• Writers' Workshop 
     
     
    "It is terribly important for kids to read and write for the
    reasons that people the world over read and write, which is to

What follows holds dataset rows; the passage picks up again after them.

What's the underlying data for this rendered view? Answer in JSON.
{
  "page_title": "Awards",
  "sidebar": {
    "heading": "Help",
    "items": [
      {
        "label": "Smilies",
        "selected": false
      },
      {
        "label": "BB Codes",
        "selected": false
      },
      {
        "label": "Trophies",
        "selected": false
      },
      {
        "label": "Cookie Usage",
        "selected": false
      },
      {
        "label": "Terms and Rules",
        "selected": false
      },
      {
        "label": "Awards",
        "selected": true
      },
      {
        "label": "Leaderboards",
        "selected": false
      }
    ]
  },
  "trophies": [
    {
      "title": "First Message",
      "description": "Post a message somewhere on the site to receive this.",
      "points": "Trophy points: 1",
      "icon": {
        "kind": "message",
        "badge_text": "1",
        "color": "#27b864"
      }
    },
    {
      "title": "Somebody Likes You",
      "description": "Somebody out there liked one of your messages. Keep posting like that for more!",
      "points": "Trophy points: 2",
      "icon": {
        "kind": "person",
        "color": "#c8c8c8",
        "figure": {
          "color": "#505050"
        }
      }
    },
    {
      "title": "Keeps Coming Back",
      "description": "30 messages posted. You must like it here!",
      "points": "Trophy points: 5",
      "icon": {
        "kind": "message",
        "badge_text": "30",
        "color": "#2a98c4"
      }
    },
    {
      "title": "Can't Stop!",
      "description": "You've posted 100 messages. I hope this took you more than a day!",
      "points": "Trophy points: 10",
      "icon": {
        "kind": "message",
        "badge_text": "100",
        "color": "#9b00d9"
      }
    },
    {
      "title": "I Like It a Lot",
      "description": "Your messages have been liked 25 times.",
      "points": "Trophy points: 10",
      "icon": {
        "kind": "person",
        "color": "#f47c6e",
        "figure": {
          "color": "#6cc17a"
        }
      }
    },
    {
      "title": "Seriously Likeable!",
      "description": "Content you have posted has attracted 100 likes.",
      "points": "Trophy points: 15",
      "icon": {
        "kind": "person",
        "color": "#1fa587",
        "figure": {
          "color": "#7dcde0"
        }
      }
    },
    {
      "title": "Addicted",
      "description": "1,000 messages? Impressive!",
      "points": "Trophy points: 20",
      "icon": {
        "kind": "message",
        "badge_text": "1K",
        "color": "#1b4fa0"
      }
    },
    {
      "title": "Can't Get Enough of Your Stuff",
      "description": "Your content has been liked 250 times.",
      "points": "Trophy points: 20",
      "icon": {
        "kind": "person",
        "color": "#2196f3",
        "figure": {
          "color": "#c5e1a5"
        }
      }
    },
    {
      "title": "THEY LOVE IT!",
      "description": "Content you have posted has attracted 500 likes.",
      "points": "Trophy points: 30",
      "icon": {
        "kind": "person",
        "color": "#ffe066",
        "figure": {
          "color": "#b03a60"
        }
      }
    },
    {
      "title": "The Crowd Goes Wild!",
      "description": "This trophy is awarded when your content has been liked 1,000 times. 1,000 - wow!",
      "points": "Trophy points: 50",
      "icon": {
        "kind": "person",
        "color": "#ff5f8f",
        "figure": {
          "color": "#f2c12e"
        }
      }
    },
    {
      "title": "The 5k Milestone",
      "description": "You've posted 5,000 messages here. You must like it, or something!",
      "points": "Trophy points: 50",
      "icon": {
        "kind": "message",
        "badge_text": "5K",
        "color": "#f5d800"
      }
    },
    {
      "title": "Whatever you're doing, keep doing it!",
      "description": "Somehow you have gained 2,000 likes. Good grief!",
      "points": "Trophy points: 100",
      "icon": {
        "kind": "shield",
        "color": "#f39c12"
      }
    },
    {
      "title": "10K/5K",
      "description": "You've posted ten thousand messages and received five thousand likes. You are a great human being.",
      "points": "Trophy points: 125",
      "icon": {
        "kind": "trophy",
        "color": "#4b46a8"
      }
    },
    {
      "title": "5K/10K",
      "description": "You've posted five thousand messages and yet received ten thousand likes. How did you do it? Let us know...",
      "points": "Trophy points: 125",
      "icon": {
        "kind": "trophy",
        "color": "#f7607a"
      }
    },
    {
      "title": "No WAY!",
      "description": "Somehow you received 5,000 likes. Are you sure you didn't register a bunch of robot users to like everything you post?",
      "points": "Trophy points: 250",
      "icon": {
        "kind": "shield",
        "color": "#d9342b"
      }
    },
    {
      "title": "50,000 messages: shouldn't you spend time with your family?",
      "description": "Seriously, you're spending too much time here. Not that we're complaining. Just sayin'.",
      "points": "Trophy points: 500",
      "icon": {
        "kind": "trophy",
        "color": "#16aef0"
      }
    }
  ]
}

    communicate, to be delighted, to laugh." - Lucy Calkins
     
     
     
    Reading and writing are interrelated, and just like we read every day, we write every day too. It is amazing to see how children grow into independent writers who are eager to tell others about their world. They begin to see everything as a story and to really think like authors. Don't be surprised if, "I can write about that!" becomes a common phrase around your house! 
     
    Writing Workshop follows the same format throughout the school year: 
     
    * Mini-lesson: (5-15 minutes) in which the teacher teaches something the class will benefit from. 
     
    * Independent Writing/conferring: During this time the children are writing independently and some are meeting with teachers, and sharing when the teacher relates something the children have done back to the mini-lesson, and/or highlights student work. 
     
    * Share Time 
     
    Rules for conferring: 
     
    * Look at the child's writing work. He/she should continue writing as you look at/read the piece.
     
    * Ask questions to figure out what the child is doing in his/her writing (related to content).
     
    * Respond in a positive way to the content of the piece (i.e. I love the way you have written about a true story from your life. Writers all over the world do that, too!).
     
    * Decide on one thing to teach that might help the child (it could be the mini-lesson teaching point).
     
    * Remind the child to continue using the strategy in the future.
     
     
    The important thing to remember during conferences is that we are NOT trying to improve the student's piece of writing; we are trying to help the student improve as a writer. Teach the child a strategy that he/she can use each time he/she writes. This is not a time to tell the child how to change their piece of writing or to fix spelling and punctuation mistakes. We are looking at the content of the piece only, and how we can help the child as a writer.
     
    If children ask how to spell a word, remind them to use their strategies (stretch the word, say it slow like a turtle, write down the sounds you hear) and to simply do their best. They can always refer to the word wall in class. If we start telling them how to spell words, they will continue to rely on us for spelling.